Here we can see the Galaxy S flexing its GPU muscles. Even though this benchmark is made by Qualcomm (who makes the 1GHz CPUs in the Xperia and Nexus One) the 1GHz Hummingbird in the Galaxy S line of phones just screams. Any sort of graphical content just gets chewed up and spit out by the Galaxy S phones. The lowly Samsung Intercept couldn’t even run this benchmark, quite possibly due to it’s oddball resolution. As for the Xperia X10, it performs on par with the other Snapdragon phone here, the N1. Finally the HTC Aria held its own here due to the lower resolution of its screen in comparison to the other devices with larger screens.
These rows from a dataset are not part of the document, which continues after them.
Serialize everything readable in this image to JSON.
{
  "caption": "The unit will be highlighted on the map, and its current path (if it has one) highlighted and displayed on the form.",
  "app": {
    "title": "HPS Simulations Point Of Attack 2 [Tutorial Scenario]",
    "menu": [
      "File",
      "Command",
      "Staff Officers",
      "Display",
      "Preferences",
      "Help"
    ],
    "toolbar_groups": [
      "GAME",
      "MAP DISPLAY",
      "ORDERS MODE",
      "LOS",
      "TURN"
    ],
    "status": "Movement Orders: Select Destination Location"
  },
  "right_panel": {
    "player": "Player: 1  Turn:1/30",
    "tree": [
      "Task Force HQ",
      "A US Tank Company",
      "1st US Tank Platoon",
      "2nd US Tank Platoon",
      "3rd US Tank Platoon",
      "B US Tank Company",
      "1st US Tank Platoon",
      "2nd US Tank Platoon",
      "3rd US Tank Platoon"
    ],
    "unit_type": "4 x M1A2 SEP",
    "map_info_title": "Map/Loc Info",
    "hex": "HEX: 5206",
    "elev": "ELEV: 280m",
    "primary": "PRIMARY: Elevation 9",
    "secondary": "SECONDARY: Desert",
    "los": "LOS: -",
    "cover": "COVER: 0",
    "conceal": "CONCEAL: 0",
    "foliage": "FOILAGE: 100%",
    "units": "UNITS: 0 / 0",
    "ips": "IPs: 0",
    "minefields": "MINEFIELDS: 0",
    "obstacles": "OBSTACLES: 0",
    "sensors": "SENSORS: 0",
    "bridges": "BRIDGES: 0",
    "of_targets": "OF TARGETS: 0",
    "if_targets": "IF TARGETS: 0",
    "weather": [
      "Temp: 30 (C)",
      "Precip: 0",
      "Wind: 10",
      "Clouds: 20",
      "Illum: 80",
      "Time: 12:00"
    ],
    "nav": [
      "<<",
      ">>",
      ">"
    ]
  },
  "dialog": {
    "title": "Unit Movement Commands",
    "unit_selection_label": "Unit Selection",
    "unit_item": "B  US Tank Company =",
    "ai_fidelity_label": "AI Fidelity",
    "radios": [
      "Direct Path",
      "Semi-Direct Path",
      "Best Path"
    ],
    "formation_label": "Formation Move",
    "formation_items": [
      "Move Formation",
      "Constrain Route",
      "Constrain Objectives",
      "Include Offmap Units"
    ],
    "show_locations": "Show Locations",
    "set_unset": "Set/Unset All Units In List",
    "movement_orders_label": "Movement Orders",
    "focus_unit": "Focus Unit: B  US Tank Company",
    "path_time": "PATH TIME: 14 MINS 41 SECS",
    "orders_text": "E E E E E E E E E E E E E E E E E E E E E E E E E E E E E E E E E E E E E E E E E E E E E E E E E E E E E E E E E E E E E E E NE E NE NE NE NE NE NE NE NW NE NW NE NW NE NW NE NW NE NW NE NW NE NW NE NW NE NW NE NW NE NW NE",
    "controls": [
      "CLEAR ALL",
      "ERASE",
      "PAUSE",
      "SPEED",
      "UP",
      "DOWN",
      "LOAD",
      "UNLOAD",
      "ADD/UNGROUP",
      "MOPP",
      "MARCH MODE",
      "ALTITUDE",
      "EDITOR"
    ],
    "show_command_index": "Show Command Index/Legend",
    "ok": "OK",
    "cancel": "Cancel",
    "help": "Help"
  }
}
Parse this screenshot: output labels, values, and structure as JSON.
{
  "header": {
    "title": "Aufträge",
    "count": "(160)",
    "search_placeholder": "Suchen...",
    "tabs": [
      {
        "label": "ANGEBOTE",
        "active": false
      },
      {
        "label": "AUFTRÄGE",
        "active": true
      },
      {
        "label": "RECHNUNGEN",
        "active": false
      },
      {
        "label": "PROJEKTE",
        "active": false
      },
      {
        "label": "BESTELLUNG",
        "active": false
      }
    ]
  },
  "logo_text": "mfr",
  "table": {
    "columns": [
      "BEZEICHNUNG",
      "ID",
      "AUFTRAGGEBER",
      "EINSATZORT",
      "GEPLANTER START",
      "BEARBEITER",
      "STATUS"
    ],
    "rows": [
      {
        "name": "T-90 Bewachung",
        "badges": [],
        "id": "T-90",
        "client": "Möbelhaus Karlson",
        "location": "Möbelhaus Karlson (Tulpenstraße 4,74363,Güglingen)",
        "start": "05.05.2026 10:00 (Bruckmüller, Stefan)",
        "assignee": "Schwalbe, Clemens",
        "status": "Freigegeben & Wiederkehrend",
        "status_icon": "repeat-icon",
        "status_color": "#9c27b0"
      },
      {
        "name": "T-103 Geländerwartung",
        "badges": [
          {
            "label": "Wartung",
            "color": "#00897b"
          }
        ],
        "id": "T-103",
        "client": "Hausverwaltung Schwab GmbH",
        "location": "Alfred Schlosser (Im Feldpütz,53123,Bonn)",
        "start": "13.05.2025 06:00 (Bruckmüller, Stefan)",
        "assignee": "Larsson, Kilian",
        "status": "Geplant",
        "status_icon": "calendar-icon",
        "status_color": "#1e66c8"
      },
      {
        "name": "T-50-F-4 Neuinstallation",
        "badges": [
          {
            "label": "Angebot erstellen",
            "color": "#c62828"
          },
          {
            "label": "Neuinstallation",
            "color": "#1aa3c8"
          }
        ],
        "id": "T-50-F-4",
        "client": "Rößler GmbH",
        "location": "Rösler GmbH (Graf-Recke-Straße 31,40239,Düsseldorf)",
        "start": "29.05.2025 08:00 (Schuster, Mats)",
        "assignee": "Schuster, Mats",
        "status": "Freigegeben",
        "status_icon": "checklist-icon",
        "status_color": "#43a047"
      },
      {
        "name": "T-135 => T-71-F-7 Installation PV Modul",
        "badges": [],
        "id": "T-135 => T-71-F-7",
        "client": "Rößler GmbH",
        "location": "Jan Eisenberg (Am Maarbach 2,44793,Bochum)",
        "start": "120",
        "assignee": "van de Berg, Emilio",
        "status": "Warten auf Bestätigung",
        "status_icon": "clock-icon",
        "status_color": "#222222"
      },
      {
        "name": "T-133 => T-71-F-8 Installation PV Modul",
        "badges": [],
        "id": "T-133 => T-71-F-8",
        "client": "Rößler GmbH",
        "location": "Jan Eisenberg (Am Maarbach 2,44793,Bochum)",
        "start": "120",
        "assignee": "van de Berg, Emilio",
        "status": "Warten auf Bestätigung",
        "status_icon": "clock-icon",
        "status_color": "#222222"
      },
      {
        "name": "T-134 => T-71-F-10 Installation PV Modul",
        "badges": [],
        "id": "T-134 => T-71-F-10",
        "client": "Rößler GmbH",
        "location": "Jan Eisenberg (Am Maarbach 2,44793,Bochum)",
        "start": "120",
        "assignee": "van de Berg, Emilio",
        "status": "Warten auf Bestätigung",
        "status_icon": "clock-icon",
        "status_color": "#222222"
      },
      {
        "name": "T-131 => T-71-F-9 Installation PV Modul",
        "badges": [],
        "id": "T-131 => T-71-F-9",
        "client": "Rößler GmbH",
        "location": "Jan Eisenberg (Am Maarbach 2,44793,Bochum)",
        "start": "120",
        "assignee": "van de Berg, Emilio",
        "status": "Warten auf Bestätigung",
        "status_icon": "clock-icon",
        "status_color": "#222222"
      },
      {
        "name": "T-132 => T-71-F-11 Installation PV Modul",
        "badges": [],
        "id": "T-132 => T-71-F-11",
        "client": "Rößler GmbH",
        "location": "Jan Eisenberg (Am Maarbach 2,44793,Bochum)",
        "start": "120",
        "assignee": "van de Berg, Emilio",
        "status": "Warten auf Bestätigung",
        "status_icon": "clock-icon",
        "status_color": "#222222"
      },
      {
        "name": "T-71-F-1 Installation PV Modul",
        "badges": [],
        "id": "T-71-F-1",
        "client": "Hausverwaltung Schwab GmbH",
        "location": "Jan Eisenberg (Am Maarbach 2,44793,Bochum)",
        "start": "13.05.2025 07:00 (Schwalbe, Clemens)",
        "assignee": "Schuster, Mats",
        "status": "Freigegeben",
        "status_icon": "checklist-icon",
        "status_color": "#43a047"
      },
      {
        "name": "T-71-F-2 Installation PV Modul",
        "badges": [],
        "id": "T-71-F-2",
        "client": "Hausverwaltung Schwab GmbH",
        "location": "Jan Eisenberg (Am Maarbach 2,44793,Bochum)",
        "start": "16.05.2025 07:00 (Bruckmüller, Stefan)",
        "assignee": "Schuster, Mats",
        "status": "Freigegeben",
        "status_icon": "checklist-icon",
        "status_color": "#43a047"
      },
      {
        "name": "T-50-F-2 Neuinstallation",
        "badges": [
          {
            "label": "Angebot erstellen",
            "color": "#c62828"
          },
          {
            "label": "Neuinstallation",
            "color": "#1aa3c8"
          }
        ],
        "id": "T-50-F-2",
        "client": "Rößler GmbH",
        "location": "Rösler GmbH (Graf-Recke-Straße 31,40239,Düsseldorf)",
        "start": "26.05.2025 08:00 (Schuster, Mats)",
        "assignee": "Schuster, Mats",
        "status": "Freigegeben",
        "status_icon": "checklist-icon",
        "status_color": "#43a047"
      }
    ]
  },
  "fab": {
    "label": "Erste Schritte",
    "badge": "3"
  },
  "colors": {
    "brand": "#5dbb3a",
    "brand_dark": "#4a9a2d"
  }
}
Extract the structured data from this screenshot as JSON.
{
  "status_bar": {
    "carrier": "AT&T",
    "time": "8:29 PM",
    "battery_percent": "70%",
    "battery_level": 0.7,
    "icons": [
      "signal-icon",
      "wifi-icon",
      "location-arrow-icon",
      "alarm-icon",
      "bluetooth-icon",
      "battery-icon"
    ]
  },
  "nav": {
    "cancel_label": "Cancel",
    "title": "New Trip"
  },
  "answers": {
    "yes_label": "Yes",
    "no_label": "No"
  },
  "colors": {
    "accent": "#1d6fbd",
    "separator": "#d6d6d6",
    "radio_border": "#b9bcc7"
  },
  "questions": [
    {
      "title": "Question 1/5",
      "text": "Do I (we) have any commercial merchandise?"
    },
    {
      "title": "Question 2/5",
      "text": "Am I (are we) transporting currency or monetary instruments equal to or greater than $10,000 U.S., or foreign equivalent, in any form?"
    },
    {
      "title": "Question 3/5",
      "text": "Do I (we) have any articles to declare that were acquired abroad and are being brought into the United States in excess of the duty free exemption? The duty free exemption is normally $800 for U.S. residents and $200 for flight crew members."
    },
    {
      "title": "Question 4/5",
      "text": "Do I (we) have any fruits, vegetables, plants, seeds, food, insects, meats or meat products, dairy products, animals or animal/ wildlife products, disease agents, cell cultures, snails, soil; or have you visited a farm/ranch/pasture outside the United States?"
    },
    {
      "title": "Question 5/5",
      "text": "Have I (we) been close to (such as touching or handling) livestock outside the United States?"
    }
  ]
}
The next benchmark in our tests is fps2d. Fps2D, like Neocore, is an app to measure Android’s frames per second performance. However, Fps2D, as the name implies, tests 2D performance rather than the 3D performance that Neocore tests.
Poor, poor, Xperia. Hopefully once you get updated to 2.1 you’ll be able to play with the big boys, in the mean time your hardware is squandered. The HTC Aria does fantastic at this test since it has the lower-resolution screen. The other phones are essentially neck and neck with each other.
Last but not least, we have the all-encompassing Quadrant benchmark. Quadrant is a CPU, I/O and 3D graphics benchmark.
Here again we see the N1 with Froyo take the win with the Galaxy S and Droid X left fighting for third and second place. As with the rest of the benchmarks, the X10 is crippled by Android 1.6 and is almost surpassed by the wee HTC Aria. Again, once the Droid X and Galaxy S line of phones receive Android 2.2 officially, it’s going to be very interesting to revisit these benchmarks to see how the scores change.
Well here we are, you’ve read the review, looked at the pictures and watched the video, so what do you think? The Fascinate is in a unique situation because without a doubt, Verizon has the strongest lineup of Android phones of any carrier, so unlike on AT&T or T-Mobile, where the Captivate and Vibrant are no-brainers, the decision isn’t so cut and dry if you’re with big red. Having to choose between the Droid clan and the Fascinate will require careful deliberation.
You really need to think about what you like to do with your phone and your personal tastes. The Droid X is a large phone, to large for many, so make sure you play with one before committing. That being said the 4.3in screen is huge. However the Fascinate ties or beats it in most benchmarks.
If you’re used to physical keyboards, then you have to determine if you can transition to touch-keyboards. In my opinion the touchscreen on the Galaxy S devices is excellent and very accurate, but it’s nothing like typing on physical keys. So if you can’t imagine ditching a physical keyboard, you’ll probably be better off with a Droid 2.
But if you’re looking for a “just right” size phone with a gorgeous display, accurate touchscreen and on the “for sure” list for Android 2.2 (and most likely Gingerbread as well), then the Fascinate is a safe bet. Sure it comes with a lot of bloatware, but I find it pretty easy to deal with those. Besides once this thing get’s rooted (which shouldn’t take long looking at how fast it happened to the other Galaxy S phones), removing those extra apps will be easy as pie.
- Super AMOLED screen is still the best I’ve seen
- GPU is a powerhouse
- 1GHz Hummingbird CPU will only get faster once Android 2.2 lands
- Camera (now has a flash!)
- Desktop cradle app is great
- Lots of extra apps that aren’t really necessary
- Like the Vibrant, the plastic back of the phone is a fingerprint magnet, and feels cheap
- No Google search!
Review by Scott Young